Going through school with a parent who was terminally ill was a nightmare that I had to face. When my mum died, I was a month away from my year 12 final exams. I don’t remember a lot from the time surrounding her death, as my coping mechanism was to put my head in a book and study.
I was grieving while I was so close to the most important exams of my academic career. The teachers and students at school were so understanding but the look of pity in their eyes was a constant reminder of what had happened.
From the earliest I can remember. my mum was sick. She was diagnosed with breast cancer when I was five years old. My memories from that time are not very clear, but it was filled with lots of trips to the hospital and many nights spent at my grandparents’ house.
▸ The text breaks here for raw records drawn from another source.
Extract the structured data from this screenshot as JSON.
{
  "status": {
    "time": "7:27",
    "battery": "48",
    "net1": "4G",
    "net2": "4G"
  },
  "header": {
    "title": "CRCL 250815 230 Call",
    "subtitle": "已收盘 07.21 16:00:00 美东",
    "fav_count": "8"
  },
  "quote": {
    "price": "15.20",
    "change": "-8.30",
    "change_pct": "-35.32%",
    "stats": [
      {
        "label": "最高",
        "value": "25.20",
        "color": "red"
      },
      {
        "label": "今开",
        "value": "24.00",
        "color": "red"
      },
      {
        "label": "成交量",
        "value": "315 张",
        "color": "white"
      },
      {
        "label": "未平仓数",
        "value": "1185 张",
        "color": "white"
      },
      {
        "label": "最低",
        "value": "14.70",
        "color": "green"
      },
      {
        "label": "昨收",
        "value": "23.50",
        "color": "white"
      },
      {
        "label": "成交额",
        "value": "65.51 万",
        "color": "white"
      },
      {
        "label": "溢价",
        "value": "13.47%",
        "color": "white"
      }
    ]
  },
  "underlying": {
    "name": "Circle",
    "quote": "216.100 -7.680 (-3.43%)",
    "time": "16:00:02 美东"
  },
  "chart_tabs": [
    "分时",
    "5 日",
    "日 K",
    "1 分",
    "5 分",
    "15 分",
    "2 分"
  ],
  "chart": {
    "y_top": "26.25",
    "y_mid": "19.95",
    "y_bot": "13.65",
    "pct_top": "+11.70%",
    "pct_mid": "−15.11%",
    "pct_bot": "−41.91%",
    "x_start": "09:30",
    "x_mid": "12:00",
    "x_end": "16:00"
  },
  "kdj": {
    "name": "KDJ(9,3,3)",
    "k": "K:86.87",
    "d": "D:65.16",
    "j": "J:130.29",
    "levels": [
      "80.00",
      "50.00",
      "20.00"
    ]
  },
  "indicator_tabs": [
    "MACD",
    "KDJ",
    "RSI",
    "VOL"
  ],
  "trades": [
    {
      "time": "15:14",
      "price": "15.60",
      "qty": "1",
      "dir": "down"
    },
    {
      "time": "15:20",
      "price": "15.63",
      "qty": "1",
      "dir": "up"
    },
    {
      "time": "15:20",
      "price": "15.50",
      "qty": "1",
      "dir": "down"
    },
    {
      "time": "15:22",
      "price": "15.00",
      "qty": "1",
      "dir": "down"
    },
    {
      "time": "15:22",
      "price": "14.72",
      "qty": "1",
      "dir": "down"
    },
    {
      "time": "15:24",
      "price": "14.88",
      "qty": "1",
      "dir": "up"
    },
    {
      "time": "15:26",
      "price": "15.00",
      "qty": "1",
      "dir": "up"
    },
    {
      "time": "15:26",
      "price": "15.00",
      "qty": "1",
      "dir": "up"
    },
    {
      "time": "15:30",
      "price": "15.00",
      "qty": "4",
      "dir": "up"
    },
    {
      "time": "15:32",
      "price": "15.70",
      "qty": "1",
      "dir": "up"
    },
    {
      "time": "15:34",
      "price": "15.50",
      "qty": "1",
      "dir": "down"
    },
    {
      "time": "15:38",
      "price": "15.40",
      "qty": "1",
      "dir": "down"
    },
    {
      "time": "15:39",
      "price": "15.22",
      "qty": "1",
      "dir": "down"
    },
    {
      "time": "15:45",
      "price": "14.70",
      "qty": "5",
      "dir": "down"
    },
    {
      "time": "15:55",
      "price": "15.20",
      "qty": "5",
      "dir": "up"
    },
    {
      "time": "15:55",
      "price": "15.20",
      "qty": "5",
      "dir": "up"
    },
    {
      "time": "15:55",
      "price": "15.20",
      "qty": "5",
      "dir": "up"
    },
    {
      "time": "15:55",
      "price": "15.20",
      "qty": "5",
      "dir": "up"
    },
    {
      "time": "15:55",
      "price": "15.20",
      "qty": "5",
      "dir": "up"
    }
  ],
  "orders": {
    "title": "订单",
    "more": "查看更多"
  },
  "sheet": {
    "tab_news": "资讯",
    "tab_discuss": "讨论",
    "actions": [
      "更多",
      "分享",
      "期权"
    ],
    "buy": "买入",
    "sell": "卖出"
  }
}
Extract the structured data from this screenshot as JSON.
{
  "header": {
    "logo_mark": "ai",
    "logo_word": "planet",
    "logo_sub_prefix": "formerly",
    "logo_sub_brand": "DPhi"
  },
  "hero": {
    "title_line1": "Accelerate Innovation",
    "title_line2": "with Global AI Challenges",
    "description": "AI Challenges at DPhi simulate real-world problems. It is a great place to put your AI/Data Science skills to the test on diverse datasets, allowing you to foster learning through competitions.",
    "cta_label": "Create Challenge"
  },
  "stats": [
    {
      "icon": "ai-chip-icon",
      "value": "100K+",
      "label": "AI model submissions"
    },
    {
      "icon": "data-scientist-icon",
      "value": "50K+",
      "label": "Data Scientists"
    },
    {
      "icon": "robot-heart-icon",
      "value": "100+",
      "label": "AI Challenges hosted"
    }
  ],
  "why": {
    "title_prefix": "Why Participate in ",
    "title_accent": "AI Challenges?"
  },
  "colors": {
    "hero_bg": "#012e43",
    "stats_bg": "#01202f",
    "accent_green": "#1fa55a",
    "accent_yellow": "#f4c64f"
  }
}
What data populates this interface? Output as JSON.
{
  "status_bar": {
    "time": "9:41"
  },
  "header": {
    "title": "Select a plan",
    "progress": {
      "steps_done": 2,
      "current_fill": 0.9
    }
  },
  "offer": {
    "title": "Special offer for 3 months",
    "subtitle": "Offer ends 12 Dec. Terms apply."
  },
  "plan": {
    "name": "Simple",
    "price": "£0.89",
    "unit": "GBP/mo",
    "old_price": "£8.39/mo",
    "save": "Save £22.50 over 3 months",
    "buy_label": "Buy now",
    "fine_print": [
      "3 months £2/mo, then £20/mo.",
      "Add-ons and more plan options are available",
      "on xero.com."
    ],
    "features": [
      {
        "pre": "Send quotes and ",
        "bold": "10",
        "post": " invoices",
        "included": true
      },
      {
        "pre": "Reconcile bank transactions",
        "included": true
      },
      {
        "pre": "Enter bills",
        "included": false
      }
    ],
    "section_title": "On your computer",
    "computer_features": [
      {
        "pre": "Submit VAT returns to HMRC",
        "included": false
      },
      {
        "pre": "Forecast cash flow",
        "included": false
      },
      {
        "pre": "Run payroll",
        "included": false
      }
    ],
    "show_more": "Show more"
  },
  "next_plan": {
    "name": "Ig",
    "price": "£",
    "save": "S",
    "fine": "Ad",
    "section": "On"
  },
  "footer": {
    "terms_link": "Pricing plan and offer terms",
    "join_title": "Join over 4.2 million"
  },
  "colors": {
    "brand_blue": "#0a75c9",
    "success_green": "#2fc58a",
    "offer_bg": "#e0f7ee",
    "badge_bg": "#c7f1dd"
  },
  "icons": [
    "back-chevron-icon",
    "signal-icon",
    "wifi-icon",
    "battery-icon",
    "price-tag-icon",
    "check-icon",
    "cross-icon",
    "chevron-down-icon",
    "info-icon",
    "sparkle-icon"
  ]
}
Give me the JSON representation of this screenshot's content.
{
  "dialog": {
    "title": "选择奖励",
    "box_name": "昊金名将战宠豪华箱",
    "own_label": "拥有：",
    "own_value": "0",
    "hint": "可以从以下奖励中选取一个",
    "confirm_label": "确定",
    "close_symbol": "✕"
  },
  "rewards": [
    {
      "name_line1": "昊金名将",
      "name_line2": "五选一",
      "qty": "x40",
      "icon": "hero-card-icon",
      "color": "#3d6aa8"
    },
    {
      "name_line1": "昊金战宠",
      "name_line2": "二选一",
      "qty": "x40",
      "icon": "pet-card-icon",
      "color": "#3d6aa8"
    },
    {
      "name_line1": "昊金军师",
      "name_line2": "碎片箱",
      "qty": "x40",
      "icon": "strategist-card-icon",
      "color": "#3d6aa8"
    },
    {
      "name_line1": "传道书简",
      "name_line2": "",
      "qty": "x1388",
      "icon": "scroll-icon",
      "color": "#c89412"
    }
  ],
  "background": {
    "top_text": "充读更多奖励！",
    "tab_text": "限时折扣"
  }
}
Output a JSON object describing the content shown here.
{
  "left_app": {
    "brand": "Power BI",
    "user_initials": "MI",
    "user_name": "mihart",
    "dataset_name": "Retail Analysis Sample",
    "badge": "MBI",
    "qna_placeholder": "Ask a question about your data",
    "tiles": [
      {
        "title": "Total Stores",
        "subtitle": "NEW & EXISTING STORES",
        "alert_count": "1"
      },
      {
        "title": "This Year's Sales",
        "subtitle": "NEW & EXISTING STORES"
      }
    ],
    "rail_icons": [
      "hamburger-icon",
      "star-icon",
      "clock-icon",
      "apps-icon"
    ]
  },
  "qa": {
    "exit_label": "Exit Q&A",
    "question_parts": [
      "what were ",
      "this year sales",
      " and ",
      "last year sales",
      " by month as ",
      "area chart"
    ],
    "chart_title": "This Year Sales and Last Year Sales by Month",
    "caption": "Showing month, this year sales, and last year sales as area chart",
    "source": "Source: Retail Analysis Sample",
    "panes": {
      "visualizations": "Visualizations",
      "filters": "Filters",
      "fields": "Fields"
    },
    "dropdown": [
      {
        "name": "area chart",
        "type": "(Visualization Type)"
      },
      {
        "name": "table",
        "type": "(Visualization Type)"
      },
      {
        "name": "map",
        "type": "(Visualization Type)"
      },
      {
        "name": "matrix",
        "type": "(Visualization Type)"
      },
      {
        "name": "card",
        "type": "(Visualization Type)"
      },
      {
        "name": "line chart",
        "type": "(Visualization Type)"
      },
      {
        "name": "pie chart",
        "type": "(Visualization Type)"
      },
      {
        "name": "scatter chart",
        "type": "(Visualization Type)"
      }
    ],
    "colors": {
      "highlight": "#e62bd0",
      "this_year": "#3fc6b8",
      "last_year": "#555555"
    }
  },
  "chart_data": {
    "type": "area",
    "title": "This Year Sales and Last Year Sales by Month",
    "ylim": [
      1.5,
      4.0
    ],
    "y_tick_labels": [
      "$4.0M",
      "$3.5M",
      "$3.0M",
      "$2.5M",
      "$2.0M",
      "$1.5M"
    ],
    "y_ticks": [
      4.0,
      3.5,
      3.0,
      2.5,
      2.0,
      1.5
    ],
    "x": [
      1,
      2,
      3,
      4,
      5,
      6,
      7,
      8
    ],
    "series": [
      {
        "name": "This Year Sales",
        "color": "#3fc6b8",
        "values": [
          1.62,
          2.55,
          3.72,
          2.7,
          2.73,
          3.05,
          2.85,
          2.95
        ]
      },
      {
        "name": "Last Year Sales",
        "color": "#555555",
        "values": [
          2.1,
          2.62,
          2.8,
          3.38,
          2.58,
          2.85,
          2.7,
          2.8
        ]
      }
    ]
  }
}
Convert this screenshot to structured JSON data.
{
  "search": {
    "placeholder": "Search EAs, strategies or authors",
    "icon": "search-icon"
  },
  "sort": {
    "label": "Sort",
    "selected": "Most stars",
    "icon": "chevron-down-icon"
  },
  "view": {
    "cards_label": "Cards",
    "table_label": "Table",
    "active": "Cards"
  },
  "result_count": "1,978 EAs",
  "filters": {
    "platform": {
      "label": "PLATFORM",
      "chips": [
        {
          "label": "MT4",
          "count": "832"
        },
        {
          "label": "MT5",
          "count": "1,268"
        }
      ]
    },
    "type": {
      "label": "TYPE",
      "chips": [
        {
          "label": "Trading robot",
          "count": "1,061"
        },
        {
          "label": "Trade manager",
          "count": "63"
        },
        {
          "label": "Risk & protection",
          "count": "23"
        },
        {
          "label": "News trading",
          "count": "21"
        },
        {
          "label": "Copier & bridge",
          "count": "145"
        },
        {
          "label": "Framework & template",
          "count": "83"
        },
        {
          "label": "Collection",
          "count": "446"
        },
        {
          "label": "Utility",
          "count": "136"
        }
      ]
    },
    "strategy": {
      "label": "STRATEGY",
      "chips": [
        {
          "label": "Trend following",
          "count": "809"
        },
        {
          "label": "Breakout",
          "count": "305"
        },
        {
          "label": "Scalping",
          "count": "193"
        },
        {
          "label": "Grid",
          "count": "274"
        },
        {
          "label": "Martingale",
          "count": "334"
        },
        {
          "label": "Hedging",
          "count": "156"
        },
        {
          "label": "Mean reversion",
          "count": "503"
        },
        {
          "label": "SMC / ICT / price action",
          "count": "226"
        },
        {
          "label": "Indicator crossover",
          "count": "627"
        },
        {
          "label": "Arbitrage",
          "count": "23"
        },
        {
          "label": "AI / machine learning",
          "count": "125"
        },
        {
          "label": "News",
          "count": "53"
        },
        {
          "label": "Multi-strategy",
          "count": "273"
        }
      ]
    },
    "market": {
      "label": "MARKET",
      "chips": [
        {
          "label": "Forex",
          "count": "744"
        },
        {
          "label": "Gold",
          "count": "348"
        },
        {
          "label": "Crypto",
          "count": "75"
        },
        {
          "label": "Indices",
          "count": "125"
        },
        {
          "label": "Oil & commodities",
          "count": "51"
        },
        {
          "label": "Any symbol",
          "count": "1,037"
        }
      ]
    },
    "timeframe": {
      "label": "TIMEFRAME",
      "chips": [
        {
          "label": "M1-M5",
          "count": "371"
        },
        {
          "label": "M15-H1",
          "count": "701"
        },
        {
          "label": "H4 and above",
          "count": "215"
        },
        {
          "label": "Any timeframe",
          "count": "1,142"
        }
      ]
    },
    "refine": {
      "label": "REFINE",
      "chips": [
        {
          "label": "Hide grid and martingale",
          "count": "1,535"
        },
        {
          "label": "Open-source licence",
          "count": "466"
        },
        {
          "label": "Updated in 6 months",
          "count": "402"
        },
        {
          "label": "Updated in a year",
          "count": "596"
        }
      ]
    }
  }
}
After going through chemotherapy and a mastectomy, fortunately she was cancer free and our lives were on track to being normal.
That was until 2012 when she was diagnosed again, this time with metastatic breast cancer in the bones and liver, which is much worse as it was terminal. My parents had also divorced in those years, so it was just me and mum living together.
I remember the day my world changed, as I overheard a phone conversation with a doctor in which mum said she had cancer again. I questioned her about it but she told me it was only so she could get an appointment quicker. Weeks later mum and I were at a counselling session, as I was going through some anxiety issues of my own, and she turned to me with tears in her eyes and told me the cancer was back and that it was more aggressive.
It was so hard coming to terms with the fact that I was going to have to eventually lose my mother, while dealing with my own mental health problems.
Mia Freedman speaks to Gold Logie Winner Samuel Johnson after the death of his sister Connie. Post continues below.
I always felt guilty whenever I thought about myself too much. How could my problems compare to my mum who had to face the thought of dying some day? The only way I could with it all was to bury my head in the sand and pretend that everything was normal. This is something I will always regret. I convinced myself that nothing was wrong and to keep going on with life as normal.
In 2014, my mum was given two weeks to live. The cancer had taken over her liver, and her skin began to turn yellow. It was terrifying as I had to treat every moment I saw her as if it was the last. I had wasted precious time we could have spent together by pretending that she didn’t have cancer. She was so brave in those two weeks, and I remember her telling me that she couldn’t be dying because she didn’t feel like she was.